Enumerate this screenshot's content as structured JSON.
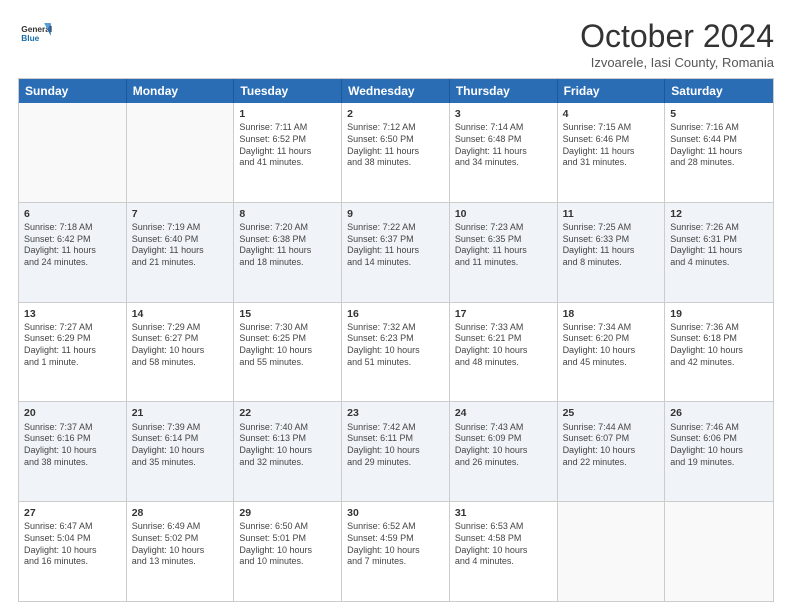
{
  "header": {
    "logo_general": "General",
    "logo_blue": "Blue",
    "month_title": "October 2024",
    "subtitle": "Izvoarele, Iasi County, Romania"
  },
  "days_of_week": [
    "Sunday",
    "Monday",
    "Tuesday",
    "Wednesday",
    "Thursday",
    "Friday",
    "Saturday"
  ],
  "rows": [
    {
      "alt": false,
      "cells": [
        {
          "day": "",
          "empty": true,
          "lines": []
        },
        {
          "day": "",
          "empty": true,
          "lines": []
        },
        {
          "day": "1",
          "empty": false,
          "lines": [
            "Sunrise: 7:11 AM",
            "Sunset: 6:52 PM",
            "Daylight: 11 hours",
            "and 41 minutes."
          ]
        },
        {
          "day": "2",
          "empty": false,
          "lines": [
            "Sunrise: 7:12 AM",
            "Sunset: 6:50 PM",
            "Daylight: 11 hours",
            "and 38 minutes."
          ]
        },
        {
          "day": "3",
          "empty": false,
          "lines": [
            "Sunrise: 7:14 AM",
            "Sunset: 6:48 PM",
            "Daylight: 11 hours",
            "and 34 minutes."
          ]
        },
        {
          "day": "4",
          "empty": false,
          "lines": [
            "Sunrise: 7:15 AM",
            "Sunset: 6:46 PM",
            "Daylight: 11 hours",
            "and 31 minutes."
          ]
        },
        {
          "day": "5",
          "empty": false,
          "lines": [
            "Sunrise: 7:16 AM",
            "Sunset: 6:44 PM",
            "Daylight: 11 hours",
            "and 28 minutes."
          ]
        }
      ]
    },
    {
      "alt": true,
      "cells": [
        {
          "day": "6",
          "empty": false,
          "lines": [
            "Sunrise: 7:18 AM",
            "Sunset: 6:42 PM",
            "Daylight: 11 hours",
            "and 24 minutes."
          ]
        },
        {
          "day": "7",
          "empty": false,
          "lines": [
            "Sunrise: 7:19 AM",
            "Sunset: 6:40 PM",
            "Daylight: 11 hours",
            "and 21 minutes."
          ]
        },
        {
          "day": "8",
          "empty": false,
          "lines": [
            "Sunrise: 7:20 AM",
            "Sunset: 6:38 PM",
            "Daylight: 11 hours",
            "and 18 minutes."
          ]
        },
        {
          "day": "9",
          "empty": false,
          "lines": [
            "Sunrise: 7:22 AM",
            "Sunset: 6:37 PM",
            "Daylight: 11 hours",
            "and 14 minutes."
          ]
        },
        {
          "day": "10",
          "empty": false,
          "lines": [
            "Sunrise: 7:23 AM",
            "Sunset: 6:35 PM",
            "Daylight: 11 hours",
            "and 11 minutes."
          ]
        },
        {
          "day": "11",
          "empty": false,
          "lines": [
            "Sunrise: 7:25 AM",
            "Sunset: 6:33 PM",
            "Daylight: 11 hours",
            "and 8 minutes."
          ]
        },
        {
          "day": "12",
          "empty": false,
          "lines": [
            "Sunrise: 7:26 AM",
            "Sunset: 6:31 PM",
            "Daylight: 11 hours",
            "and 4 minutes."
          ]
        }
      ]
    },
    {
      "alt": false,
      "cells": [
        {
          "day": "13",
          "empty": false,
          "lines": [
            "Sunrise: 7:27 AM",
            "Sunset: 6:29 PM",
            "Daylight: 11 hours",
            "and 1 minute."
          ]
        },
        {
          "day": "14",
          "empty": false,
          "lines": [
            "Sunrise: 7:29 AM",
            "Sunset: 6:27 PM",
            "Daylight: 10 hours",
            "and 58 minutes."
          ]
        },
        {
          "day": "15",
          "empty": false,
          "lines": [
            "Sunrise: 7:30 AM",
            "Sunset: 6:25 PM",
            "Daylight: 10 hours",
            "and 55 minutes."
          ]
        },
        {
          "day": "16",
          "empty": false,
          "lines": [
            "Sunrise: 7:32 AM",
            "Sunset: 6:23 PM",
            "Daylight: 10 hours",
            "and 51 minutes."
          ]
        },
        {
          "day": "17",
          "empty": false,
          "lines": [
            "Sunrise: 7:33 AM",
            "Sunset: 6:21 PM",
            "Daylight: 10 hours",
            "and 48 minutes."
          ]
        },
        {
          "day": "18",
          "empty": false,
          "lines": [
            "Sunrise: 7:34 AM",
            "Sunset: 6:20 PM",
            "Daylight: 10 hours",
            "and 45 minutes."
          ]
        },
        {
          "day": "19",
          "empty": false,
          "lines": [
            "Sunrise: 7:36 AM",
            "Sunset: 6:18 PM",
            "Daylight: 10 hours",
            "and 42 minutes."
          ]
        }
      ]
    },
    {
      "alt": true,
      "cells": [
        {
          "day": "20",
          "empty": false,
          "lines": [
            "Sunrise: 7:37 AM",
            "Sunset: 6:16 PM",
            "Daylight: 10 hours",
            "and 38 minutes."
          ]
        },
        {
          "day": "21",
          "empty": false,
          "lines": [
            "Sunrise: 7:39 AM",
            "Sunset: 6:14 PM",
            "Daylight: 10 hours",
            "and 35 minutes."
          ]
        },
        {
          "day": "22",
          "empty": false,
          "lines": [
            "Sunrise: 7:40 AM",
            "Sunset: 6:13 PM",
            "Daylight: 10 hours",
            "and 32 minutes."
          ]
        },
        {
          "day": "23",
          "empty": false,
          "lines": [
            "Sunrise: 7:42 AM",
            "Sunset: 6:11 PM",
            "Daylight: 10 hours",
            "and 29 minutes."
          ]
        },
        {
          "day": "24",
          "empty": false,
          "lines": [
            "Sunrise: 7:43 AM",
            "Sunset: 6:09 PM",
            "Daylight: 10 hours",
            "and 26 minutes."
          ]
        },
        {
          "day": "25",
          "empty": false,
          "lines": [
            "Sunrise: 7:44 AM",
            "Sunset: 6:07 PM",
            "Daylight: 10 hours",
            "and 22 minutes."
          ]
        },
        {
          "day": "26",
          "empty": false,
          "lines": [
            "Sunrise: 7:46 AM",
            "Sunset: 6:06 PM",
            "Daylight: 10 hours",
            "and 19 minutes."
          ]
        }
      ]
    },
    {
      "alt": false,
      "cells": [
        {
          "day": "27",
          "empty": false,
          "lines": [
            "Sunrise: 6:47 AM",
            "Sunset: 5:04 PM",
            "Daylight: 10 hours",
            "and 16 minutes."
          ]
        },
        {
          "day": "28",
          "empty": false,
          "lines": [
            "Sunrise: 6:49 AM",
            "Sunset: 5:02 PM",
            "Daylight: 10 hours",
            "and 13 minutes."
          ]
        },
        {
          "day": "29",
          "empty": false,
          "lines": [
            "Sunrise: 6:50 AM",
            "Sunset: 5:01 PM",
            "Daylight: 10 hours",
            "and 10 minutes."
          ]
        },
        {
          "day": "30",
          "empty": false,
          "lines": [
            "Sunrise: 6:52 AM",
            "Sunset: 4:59 PM",
            "Daylight: 10 hours",
            "and 7 minutes."
          ]
        },
        {
          "day": "31",
          "empty": false,
          "lines": [
            "Sunrise: 6:53 AM",
            "Sunset: 4:58 PM",
            "Daylight: 10 hours",
            "and 4 minutes."
          ]
        },
        {
          "day": "",
          "empty": true,
          "lines": []
        },
        {
          "day": "",
          "empty": true,
          "lines": []
        }
      ]
    }
  ]
}
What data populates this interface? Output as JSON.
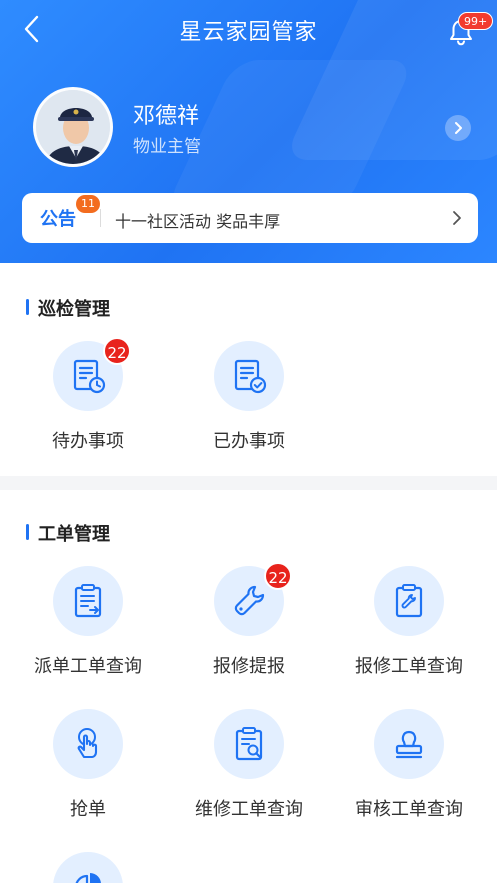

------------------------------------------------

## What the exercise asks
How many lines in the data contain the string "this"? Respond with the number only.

## Solved problem
2